Medtronic Inc. has received a warning letter regarding its SynchroMed II Drug Pumps and MiniMed Paradigm Insulin Pump. In the letter, the Food & Administration (FDA), cites Medtronic for taking too long to recall the <"http://www.yourlawyer.com/topics/overview/medtronic_infusion_pump_recall">SynchroMed pumps. The letter also said that an inspection conducted last year at the Puerto Rican plant where both pumps were made found that Medtronic failed to establish and maintain quality controls in manufacturing.
SynchroMed II pumps are implantable devices used to deliver medicine to the spine. They have been recalled on several occasions.
According the FDA warning letter, some SynchroMed pumps were released for distribution and implanted in patients even though they were not filled with a needed propellant. The problem was not discovered during the manufacturing process even though the pumps went through a propellant weight check, the letter said.

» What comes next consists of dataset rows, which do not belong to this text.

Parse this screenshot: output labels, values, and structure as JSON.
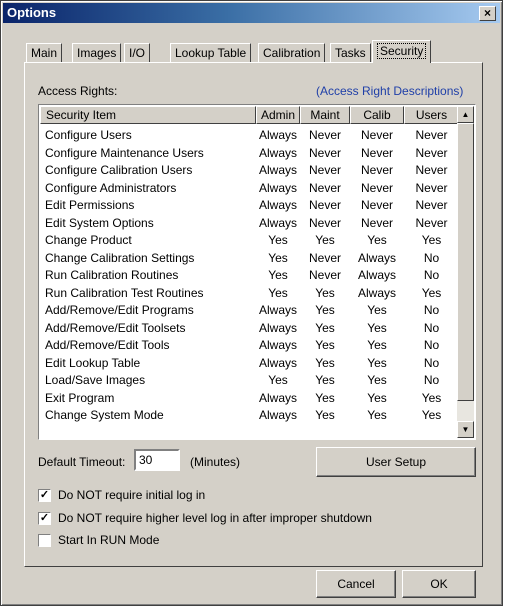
{
  "window": {
    "title": "Options",
    "close_glyph": "×"
  },
  "tabs": [
    {
      "label": "Main",
      "active": false
    },
    {
      "label": "Images",
      "active": false
    },
    {
      "label": "I/O",
      "active": false
    },
    {
      "label": "Lookup Table",
      "active": false
    },
    {
      "label": "Calibration",
      "active": false
    },
    {
      "label": "Tasks",
      "active": false
    },
    {
      "label": "Security",
      "active": true
    }
  ],
  "security": {
    "access_rights_label": "Access Rights:",
    "descriptions_link": "(Access Right Descriptions)",
    "columns": [
      "Security Item",
      "Admin",
      "Maint",
      "Calib",
      "Users"
    ],
    "rows": [
      [
        "Configure Users",
        "Always",
        "Never",
        "Never",
        "Never"
      ],
      [
        "Configure Maintenance Users",
        "Always",
        "Never",
        "Never",
        "Never"
      ],
      [
        "Configure Calibration Users",
        "Always",
        "Never",
        "Never",
        "Never"
      ],
      [
        "Configure Administrators",
        "Always",
        "Never",
        "Never",
        "Never"
      ],
      [
        "Edit Permissions",
        "Always",
        "Never",
        "Never",
        "Never"
      ],
      [
        "Edit System Options",
        "Always",
        "Never",
        "Never",
        "Never"
      ],
      [
        "Change Product",
        "Yes",
        "Yes",
        "Yes",
        "Yes"
      ],
      [
        "Change Calibration Settings",
        "Yes",
        "Never",
        "Always",
        "No"
      ],
      [
        "Run Calibration Routines",
        "Yes",
        "Never",
        "Always",
        "No"
      ],
      [
        "Run Calibration Test Routines",
        "Yes",
        "Yes",
        "Always",
        "Yes"
      ],
      [
        "Add/Remove/Edit Programs",
        "Always",
        "Yes",
        "Yes",
        "No"
      ],
      [
        "Add/Remove/Edit Toolsets",
        "Always",
        "Yes",
        "Yes",
        "No"
      ],
      [
        "Add/Remove/Edit Tools",
        "Always",
        "Yes",
        "Yes",
        "No"
      ],
      [
        "Edit Lookup Table",
        "Always",
        "Yes",
        "Yes",
        "No"
      ],
      [
        "Load/Save Images",
        "Yes",
        "Yes",
        "Yes",
        "No"
      ],
      [
        "Exit Program",
        "Always",
        "Yes",
        "Yes",
        "Yes"
      ],
      [
        "Change System Mode",
        "Always",
        "Yes",
        "Yes",
        "Yes"
      ]
    ],
    "scroll_up_glyph": "▲",
    "scroll_down_glyph": "▼"
  },
  "timeout": {
    "label": "Default Timeout:",
    "value": "30",
    "unit": "(Minutes)"
  },
  "user_setup_button": "User Setup",
  "checkboxes": [
    {
      "label": "Do NOT require initial log in",
      "checked": true
    },
    {
      "label": "Do NOT require higher level log in after improper shutdown",
      "checked": true
    },
    {
      "label": "Start In RUN Mode",
      "checked": false
    }
  ],
  "check_glyph": "✓",
  "buttons": {
    "cancel": "Cancel",
    "ok": "OK"
  }
}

The pumps were recalled for this problem in May 2008, after Medtronic received two reports of SynchroMed pumps being removed from patients because of a lack of propellant. “FDA is concerned with your failure to initiate a recall for devices affected by the propellant problem in a timely manner,” the warning letter, dated June 1, states. “It took almost two years from when the missing propellant was initially identified to conduct a recall.”
The FDA letter also criticized Medtronic for failing to notify the agency within 30 days of at least two reports of potentially serious patient issues with MiniMed Paradigm Insulin Pumps, and for failing to have a person qualified to make a medical judgment determine if reported problems had anything to do with a patient’s death or serious injury. According to the letter, training records showed that the employee who evaluated MiniMed pump reports only had a high school diploma with some additional in-house training.
The FDA warning letter stemmed from an inspection of Medtronic’s Puerto Rican facility that occurred from November 12, 2008 through December 15, 2008. The company has 15 working days from the date it received the warning letter to respond to the FDA. The FDA letter warned Medtronic that failure to promptly correct violations could result in regulatory action being initiated without further notice.